Gardening may not often be associated with prison.

Gardening may not often be associated with prison.

But, a community service garden program at the U.S. Penitentiary in Leavenworth yielded more than 85,000 pounds of produce last year. The program is on track to yield between 150,000 and 160,000 pounds this year, said Keith Thomas, education specialist at the federal prison.

He said the produce is donated to local food banks.

Thomas discussed the program Thursday during a meeting of USP's Community Relations Board.

The board, which includes various local government and business officials, meets four times a year.
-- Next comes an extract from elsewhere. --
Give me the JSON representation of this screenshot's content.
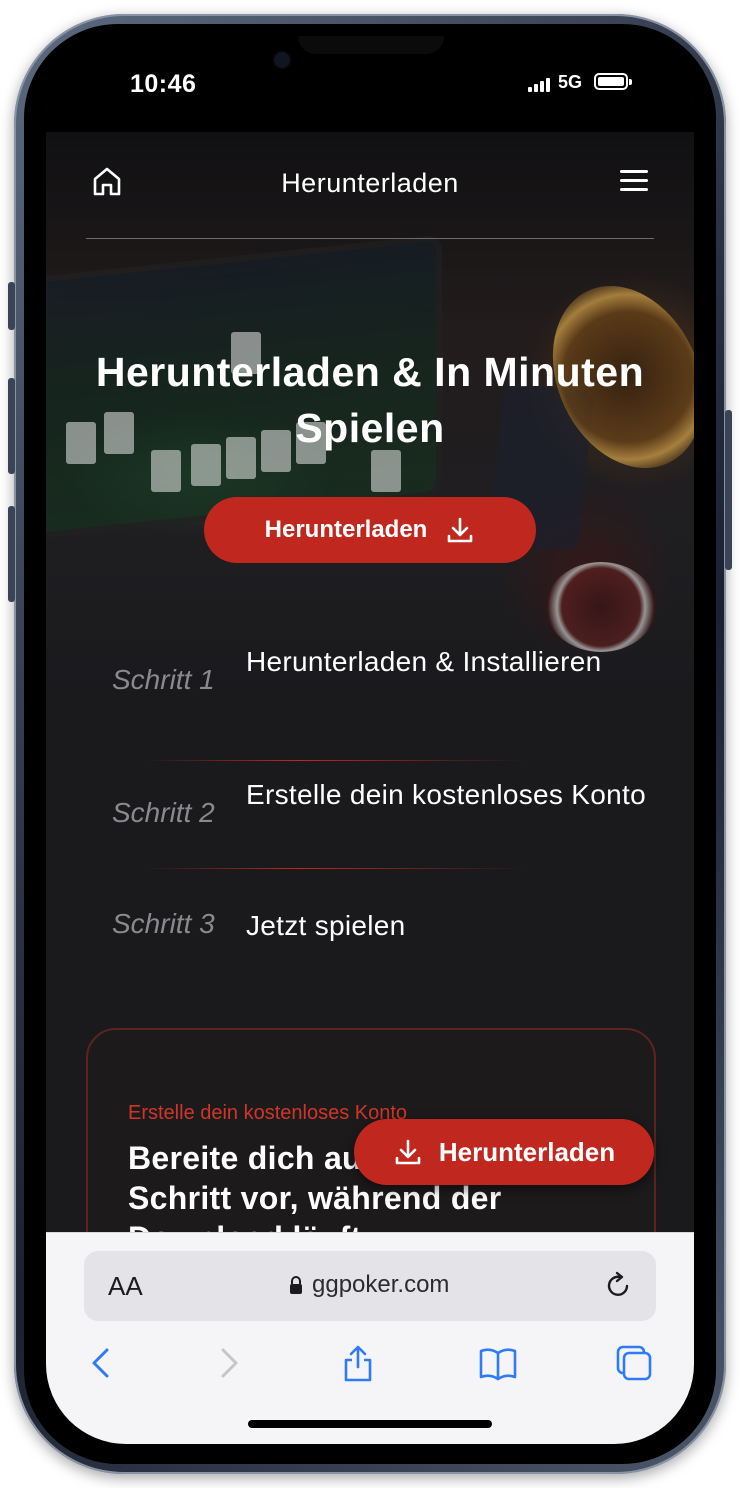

The produce being grown this year at the prison includes sweet corn, tomatoes, broccoli, potatoes, peppers, squash, watermelon, cabbage and lettuce.

"We have a lot of different things," Thomas said.

He said the prison has a greenhouse that can accommodate 10,000 seedlings.

He said the there are 24 acres for the field operations of the garden program. He said the land is part farm field that was used when the prison was a self-sufficient institution.

Thomas said many of the inmates who participate in the program previously had never worked in a garden or on a farm.

He said they like working in the garden.

"It helps their heart," he said. "It helps their mind."

Thomas said the inmates feel as though they are giving back.

He said prison officials try to compost all of the yard waste around USP.

He said the prison can use the compost for the soil in the garden.

The prison also uses a vermicomposting process which involves feeding kitchen scraps to worms. Thomas said this creates vermicast, or worm manure, which is a good soil supplement.

He said the USP uses red wiggler worms for the vermicomposting process.

"They can eat their weight in food every day," he said.

Thomas said the prison also catches rainwater that comes off rooftops into tanks. The water is used for the garden.

In times when there is no rain, the prison can draw water from three farm ponds to use in the garden.

In the future, Thomas said he would like for USP to implement a seed bank. He also would like for inmates to receive certification for working in the program.

Local banker Brian Habjan said he works on the community arm of the prison produce program.

"We do run this as a zero cost to the institution," he said.

He said about $3,000 is raised for the program each year.

He said the program can always use equipment such as hoes and shovels that people no longer need and are looking to get rid of.